All pictures must be dropped, while the entries are given again word for word.
━━━ Material provided
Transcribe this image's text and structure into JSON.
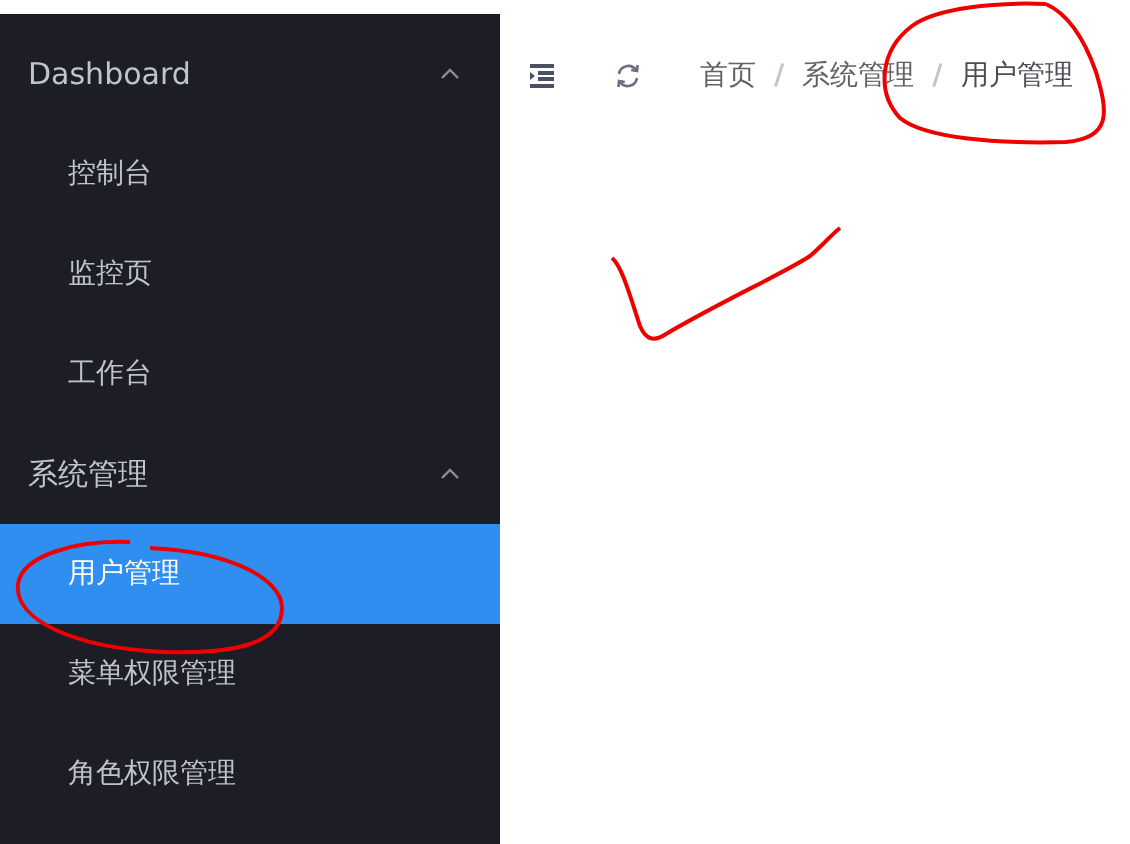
{
  "sidebar": {
    "groups": [
      {
        "title": "Dashboard",
        "expanded": true,
        "items": [
          {
            "label": "控制台",
            "selected": false
          },
          {
            "label": "监控页",
            "selected": false
          },
          {
            "label": "工作台",
            "selected": false
          }
        ]
      },
      {
        "title": "系统管理",
        "expanded": true,
        "items": [
          {
            "label": "用户管理",
            "selected": true
          },
          {
            "label": "菜单权限管理",
            "selected": false
          },
          {
            "label": "角色权限管理",
            "selected": false
          }
        ]
      }
    ]
  },
  "breadcrumb": {
    "separator": "/",
    "items": [
      {
        "label": "首页"
      },
      {
        "label": "系统管理"
      },
      {
        "label": "用户管理"
      }
    ]
  },
  "annotations": [
    {
      "kind": "ellipse"
    },
    {
      "kind": "ellipse"
    },
    {
      "kind": "check"
    }
  ]
}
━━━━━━
**The answer**:
Transcribe this image's text and structure into JSON.
{
  "sidebar": {
    "groups": [
      {
        "title": "Dashboard",
        "expanded": true,
        "items": [
          {
            "label": "控制台",
            "selected": false
          },
          {
            "label": "监控页",
            "selected": false
          },
          {
            "label": "工作台",
            "selected": false
          }
        ]
      },
      {
        "title": "系统管理",
        "expanded": true,
        "items": [
          {
            "label": "用户管理",
            "selected": true
          },
          {
            "label": "菜单权限管理",
            "selected": false
          },
          {
            "label": "角色权限管理",
            "selected": false
          }
        ]
      }
    ]
  },
  "breadcrumb": {
    "separator": "/",
    "items": [
      {
        "label": "首页"
      },
      {
        "label": "系统管理"
      },
      {
        "label": "用户管理"
      }
    ]
  },
  "annotations": [
    {
      "kind": "ellipse"
    },
    {
      "kind": "ellipse"
    },
    {
      "kind": "check"
    }
  ]
}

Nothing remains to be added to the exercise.